— PROBLEM DESCRIPTION —
Copy each line of the records that includes "true".

— DATA SHOWN —
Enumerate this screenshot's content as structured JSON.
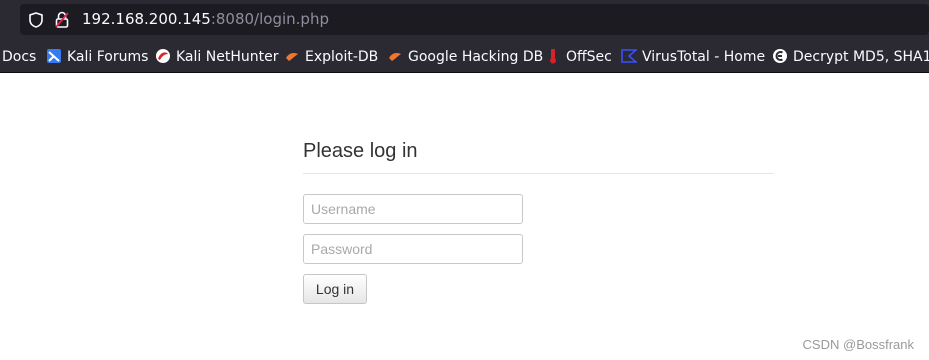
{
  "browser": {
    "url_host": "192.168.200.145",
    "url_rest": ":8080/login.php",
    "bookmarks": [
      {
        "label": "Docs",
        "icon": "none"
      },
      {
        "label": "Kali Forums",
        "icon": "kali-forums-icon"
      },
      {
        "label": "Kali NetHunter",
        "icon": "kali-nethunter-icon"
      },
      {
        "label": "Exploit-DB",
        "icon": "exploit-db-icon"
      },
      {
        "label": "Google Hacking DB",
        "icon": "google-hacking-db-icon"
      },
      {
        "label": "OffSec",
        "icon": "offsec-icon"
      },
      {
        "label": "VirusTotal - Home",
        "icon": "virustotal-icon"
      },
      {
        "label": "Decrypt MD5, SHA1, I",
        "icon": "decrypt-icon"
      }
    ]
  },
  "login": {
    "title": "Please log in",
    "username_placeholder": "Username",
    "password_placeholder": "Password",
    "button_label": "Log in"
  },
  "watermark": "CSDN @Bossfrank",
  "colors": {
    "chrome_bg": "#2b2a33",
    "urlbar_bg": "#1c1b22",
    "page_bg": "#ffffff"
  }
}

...

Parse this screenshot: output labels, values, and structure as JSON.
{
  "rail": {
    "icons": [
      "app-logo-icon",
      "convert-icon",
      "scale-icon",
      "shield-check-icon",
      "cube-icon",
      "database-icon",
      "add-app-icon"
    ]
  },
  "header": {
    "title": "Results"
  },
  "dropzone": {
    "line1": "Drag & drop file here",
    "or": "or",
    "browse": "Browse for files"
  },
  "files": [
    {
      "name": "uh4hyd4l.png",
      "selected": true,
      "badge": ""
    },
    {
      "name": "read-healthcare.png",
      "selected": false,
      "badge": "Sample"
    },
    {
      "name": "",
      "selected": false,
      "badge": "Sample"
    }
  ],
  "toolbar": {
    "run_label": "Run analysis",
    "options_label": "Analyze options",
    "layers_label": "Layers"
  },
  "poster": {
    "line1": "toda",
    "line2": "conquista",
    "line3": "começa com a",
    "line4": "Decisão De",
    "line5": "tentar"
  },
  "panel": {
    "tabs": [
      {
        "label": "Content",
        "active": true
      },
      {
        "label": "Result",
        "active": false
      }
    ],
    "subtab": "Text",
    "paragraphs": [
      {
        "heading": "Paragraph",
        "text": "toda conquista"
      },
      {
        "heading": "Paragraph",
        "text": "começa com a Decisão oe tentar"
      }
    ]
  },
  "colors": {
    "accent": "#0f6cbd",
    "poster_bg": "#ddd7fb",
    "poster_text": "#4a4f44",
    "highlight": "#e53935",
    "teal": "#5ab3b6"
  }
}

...

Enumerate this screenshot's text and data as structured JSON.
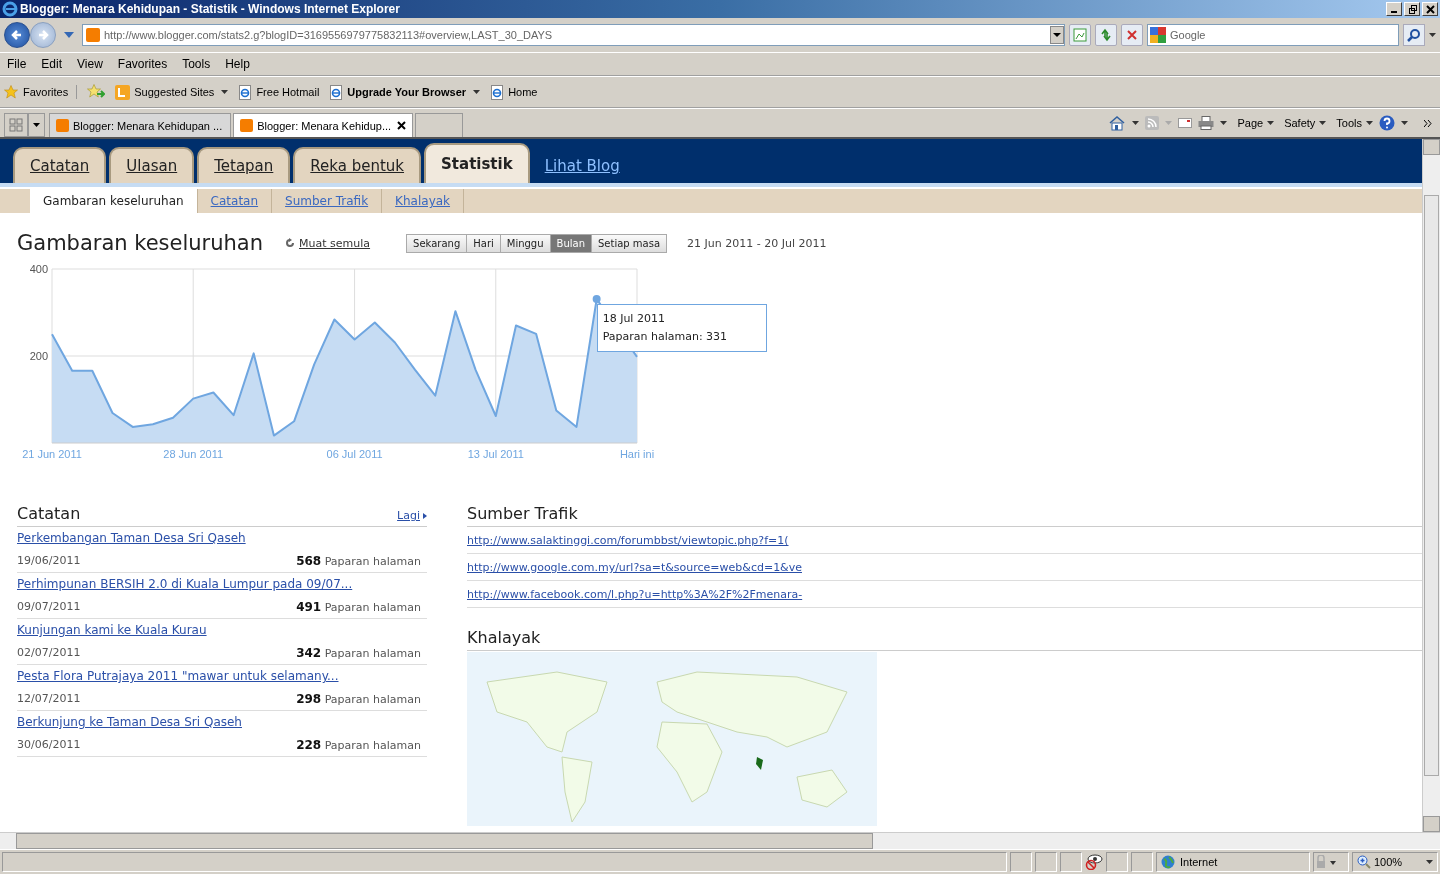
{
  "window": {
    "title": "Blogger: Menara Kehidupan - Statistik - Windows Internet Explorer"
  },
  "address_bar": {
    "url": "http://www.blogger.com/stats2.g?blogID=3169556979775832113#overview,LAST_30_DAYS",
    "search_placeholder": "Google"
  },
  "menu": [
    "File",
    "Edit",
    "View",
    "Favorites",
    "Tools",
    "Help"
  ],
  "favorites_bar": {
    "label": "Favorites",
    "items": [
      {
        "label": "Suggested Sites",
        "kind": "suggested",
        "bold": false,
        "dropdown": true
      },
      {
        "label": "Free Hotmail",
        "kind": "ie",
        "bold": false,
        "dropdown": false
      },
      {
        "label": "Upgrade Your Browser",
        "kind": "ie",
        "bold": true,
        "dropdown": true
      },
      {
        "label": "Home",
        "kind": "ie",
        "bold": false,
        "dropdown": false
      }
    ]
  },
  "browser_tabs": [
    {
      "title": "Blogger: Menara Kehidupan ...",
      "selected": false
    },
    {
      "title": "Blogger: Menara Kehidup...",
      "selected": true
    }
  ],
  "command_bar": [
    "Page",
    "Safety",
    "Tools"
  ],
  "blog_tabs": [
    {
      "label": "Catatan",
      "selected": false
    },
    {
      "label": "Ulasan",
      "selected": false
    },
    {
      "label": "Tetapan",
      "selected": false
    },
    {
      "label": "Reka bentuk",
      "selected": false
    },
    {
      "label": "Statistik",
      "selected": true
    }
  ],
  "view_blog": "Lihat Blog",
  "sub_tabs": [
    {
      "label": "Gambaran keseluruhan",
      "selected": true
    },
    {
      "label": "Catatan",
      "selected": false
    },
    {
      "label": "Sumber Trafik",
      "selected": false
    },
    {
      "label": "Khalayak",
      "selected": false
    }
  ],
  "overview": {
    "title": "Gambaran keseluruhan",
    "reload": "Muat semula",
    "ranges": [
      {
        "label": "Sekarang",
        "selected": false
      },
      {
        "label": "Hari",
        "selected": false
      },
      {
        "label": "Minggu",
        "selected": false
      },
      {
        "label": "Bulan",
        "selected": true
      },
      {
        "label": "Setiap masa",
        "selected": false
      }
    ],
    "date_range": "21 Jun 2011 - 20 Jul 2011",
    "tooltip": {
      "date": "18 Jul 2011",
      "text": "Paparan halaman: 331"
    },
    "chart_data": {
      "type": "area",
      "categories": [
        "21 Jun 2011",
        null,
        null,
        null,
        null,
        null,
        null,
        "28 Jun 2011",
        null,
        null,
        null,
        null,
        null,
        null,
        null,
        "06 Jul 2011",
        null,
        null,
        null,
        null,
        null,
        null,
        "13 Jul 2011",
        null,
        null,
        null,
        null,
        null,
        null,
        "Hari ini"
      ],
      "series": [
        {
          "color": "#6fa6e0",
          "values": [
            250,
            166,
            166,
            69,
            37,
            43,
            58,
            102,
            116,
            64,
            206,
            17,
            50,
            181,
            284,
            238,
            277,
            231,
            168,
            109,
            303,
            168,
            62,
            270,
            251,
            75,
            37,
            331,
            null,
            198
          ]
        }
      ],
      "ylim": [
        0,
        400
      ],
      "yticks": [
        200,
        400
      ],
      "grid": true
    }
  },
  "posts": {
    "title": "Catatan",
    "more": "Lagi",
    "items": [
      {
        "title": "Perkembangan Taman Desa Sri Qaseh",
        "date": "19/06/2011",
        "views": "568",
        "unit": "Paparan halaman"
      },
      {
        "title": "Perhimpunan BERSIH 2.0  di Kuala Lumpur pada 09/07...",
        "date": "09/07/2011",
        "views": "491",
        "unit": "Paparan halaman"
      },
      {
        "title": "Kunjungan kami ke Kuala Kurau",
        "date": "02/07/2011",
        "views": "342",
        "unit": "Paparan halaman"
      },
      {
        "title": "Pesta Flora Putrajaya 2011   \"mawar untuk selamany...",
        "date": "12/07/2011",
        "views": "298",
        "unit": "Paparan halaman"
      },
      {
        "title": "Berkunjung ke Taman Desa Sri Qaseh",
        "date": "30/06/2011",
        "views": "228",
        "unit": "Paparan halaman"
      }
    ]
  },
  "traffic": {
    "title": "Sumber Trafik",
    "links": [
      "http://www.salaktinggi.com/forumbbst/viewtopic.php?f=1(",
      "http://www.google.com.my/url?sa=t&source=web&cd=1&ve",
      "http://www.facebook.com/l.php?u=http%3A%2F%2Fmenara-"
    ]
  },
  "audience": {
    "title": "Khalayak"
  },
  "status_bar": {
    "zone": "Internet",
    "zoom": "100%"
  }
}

— SOLUTION —
      "selected": true,
        "active": true
        "dropdown": true
        "bold": true,
        "dropdown": true
      "selected": true
      "selected": true
      "selected": true
        "selected": true
      "grid": true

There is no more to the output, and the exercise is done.